I have two Ubuntu Servers (S1 & S2 for example) on two different public IP’s (static & are in different locations). I got a domain name from GoDaddy. Lets call it, example.com.

I have setup Bind on S1 and opened DNS port. I told GoDaddy zone file to direct hostname (example.com) to my Public IP that S1 is on. Then I pinged the domain and got a reply back showing the public IP. This sounds like the correct DNS setup correct?

Now I have another Ubuntu Server with a static public IP address. How can I attach a subdomain such as sub1.example.com to that public IP with Ubuntu Server S2? Would I need Bind on every server, even though it’s one domain name?

1

No, BIND is not required on every box. You only need BIND (or you can use GoDaddy's name servers to do it) on a single box to do your work.

As far as setting up a subdomain, you'll need to setup a Zone file on your BIND server. Here's a decent site to explain a way to do that:

http://www.zytrax.com/books/dns/ch9/subdomain.html

  • So what you are saying is if I put in the zone file that sub1 points to your public IP on the Server not hosting bind that would work? Would you need to open port 53 onthe server the subdomain points to. Can it be any other port? I know basic networking, I'm just confused because of the client-server model when it comes to this. If I don't install Bind on the Server with subdomain how does it know what service the subdomain is pointing to ? – Benjamin Jones Mar 25 '15 at 15:45
  • Are you saying the subdomain is just refrenced to the IP to the Server? That way any services that are forwarded will see that IP blah blah resolves to sub1.example.com? (This is what i'm thinking) – Benjamin Jones Mar 25 '15 at 15:47
  • The absolutely simplest solution is to have the DNS server which already resolves example.com also serve the subdomain sub1.example.com. You don't have a Bind server of your own anywhere and example.com works fine. If you want to run a DNS server of your own, you still need to make changes on the server which currently serves your DNS records to set that up. – tripleee Mar 26 '15 at 23:08

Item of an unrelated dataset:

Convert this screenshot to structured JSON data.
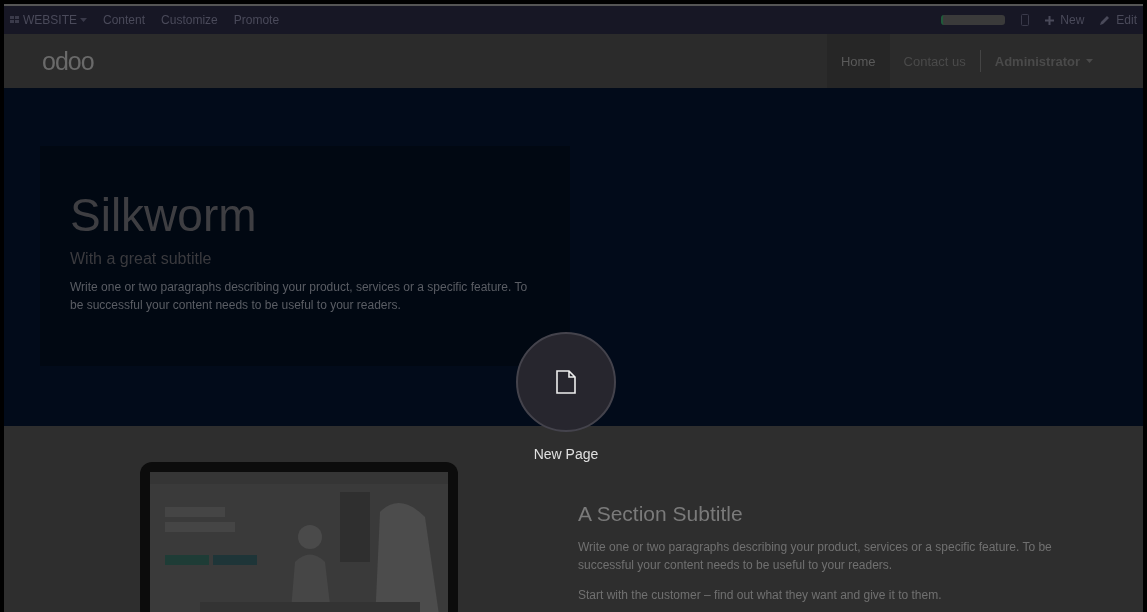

Your Answer

By clicking “Post Your Answer”, you agree to our terms of service, privacy policy and cookie policy

Not the answer you're looking for? Browse other questions tagged or ask your own question.